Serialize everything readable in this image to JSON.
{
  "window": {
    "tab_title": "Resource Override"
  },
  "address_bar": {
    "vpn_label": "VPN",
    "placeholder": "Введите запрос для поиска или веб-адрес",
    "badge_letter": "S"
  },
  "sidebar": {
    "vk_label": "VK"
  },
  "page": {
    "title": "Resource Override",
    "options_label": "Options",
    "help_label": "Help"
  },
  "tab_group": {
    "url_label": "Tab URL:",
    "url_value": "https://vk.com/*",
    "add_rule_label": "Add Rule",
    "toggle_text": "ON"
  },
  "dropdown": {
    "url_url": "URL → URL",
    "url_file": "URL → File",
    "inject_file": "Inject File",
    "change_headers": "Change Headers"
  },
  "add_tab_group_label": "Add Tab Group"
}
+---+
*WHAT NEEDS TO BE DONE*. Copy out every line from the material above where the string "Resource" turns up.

*TASK ANSWER*.
    "tab_title": "Resource Override"
    "title": "Resource Override",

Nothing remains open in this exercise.